After exhaustive investigation, analysis, and debate, the 9/11 Commission unanimously recommended the establishment of a new position of Director of National Intelligence, reporting directly to the president. We intended a position with strong executive authority over the 16 dysfunctional intelligence agencies in the executive branch. We also intended an agile and elite staff of under 300 people reporting to the DNI, drawn from both inside and outside government.
The mission of the DNI was not to be the primary daily intelligence briefer of the president, nor to preside over yet another layer in the bloated intelligence bureaucracy. Instead, the position was intended to break up and reduce bureaucratic layers, tear down the 16 stovepipes that prevented sharing of intelligence between agencies, clear away the deadwood and dross, and infuse a newly streamlined intelligence community with a sense of mission rather than devotion to process, careerism, and turf.
There was hope President Obama would make a new start with the Director of National Intelligence position, and perhaps even read our 9/11 report.
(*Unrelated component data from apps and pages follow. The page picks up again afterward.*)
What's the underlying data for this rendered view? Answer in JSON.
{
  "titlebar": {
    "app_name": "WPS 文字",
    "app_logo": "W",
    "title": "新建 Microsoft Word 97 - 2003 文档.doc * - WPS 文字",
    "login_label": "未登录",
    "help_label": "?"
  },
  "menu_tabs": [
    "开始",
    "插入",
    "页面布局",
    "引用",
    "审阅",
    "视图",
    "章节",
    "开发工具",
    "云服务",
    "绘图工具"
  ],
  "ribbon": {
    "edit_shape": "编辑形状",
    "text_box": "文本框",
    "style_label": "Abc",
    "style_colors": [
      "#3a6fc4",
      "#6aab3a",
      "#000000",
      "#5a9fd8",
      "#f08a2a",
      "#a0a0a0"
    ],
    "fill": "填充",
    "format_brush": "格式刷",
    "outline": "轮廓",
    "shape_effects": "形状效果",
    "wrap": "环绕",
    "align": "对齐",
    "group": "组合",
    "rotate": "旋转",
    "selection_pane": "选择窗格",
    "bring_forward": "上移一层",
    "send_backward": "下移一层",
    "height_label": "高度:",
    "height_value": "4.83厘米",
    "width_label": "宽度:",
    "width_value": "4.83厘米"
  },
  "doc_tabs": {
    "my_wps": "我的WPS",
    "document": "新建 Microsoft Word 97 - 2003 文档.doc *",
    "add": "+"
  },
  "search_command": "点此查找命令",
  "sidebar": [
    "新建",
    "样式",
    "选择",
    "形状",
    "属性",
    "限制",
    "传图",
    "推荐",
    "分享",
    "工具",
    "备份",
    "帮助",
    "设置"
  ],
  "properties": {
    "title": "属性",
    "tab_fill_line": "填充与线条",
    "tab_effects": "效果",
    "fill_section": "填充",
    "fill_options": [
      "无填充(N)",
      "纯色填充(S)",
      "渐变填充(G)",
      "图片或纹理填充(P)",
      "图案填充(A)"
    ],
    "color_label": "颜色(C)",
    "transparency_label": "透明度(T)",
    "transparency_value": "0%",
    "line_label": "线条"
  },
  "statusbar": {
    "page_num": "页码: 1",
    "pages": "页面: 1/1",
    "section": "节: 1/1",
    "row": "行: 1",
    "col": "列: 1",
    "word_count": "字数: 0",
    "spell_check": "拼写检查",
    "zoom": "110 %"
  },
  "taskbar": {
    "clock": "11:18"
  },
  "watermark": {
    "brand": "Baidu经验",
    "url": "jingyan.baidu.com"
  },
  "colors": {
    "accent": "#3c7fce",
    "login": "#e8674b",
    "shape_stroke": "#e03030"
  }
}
Those hopes were dashed.
Congress for once acted swiftly and passed legislation that was far from perfect, but sufficient to enable what we intended. President Bush, however, then took this legislation and turned it on its head.
• Edward N. Luttwak: Dennis Blair Was OutmaneuveredWhile he had resisted the establishment of our commission and was hostile to it throughout, we did not expect that he would go to such lengths to block our recommendations. His first pick for the job, former ambassador to Iraq John Negroponte, was a superb diplomat with no interest or experience in the intelligence snake pit. Bush then lumbered him with a vast new bureaucracy now encompassing over 2,000 souls. To further ensure paralysis, Bush refused to grant Negroponte the essential powers over intelligence budgets and personnel policy. I can almost imagine the former president muttering under his breath, “There, that will fix those commission bastards.”
With the coming of the Obama Administration and its view that everything Bush did should be reversed, there was hope the president would make a new start with the DNI, and perhaps even read our 9/11 report. Those hopes were dashed when he put his pal Leon Panetta at CIA and then reversed attempts by Negroponte’s successor, John McConnell—and Blair—to exercise some of the powers over the CIA, FBI, and Department of Defense that we had intended for the office.
While three successive DNIs have striven hard and accomplished some useful things, the intelligence community is now even more bloated and just as dysfunctional as it was before 9/11. The solution does not lie in yet another reorganization by a fourth powerless DNI. There will be no improvement until we have a president who gets it. Until then, the burden of keeping Americans safe from terrorism must rest outside the federal government, with individual centers of intelligence excellence like Ray Kelly’s NYPD Counterterrorism Office.
John Lehman was Secretary of the Navy in the Reagan Administration and a member of the 9/11 Commission.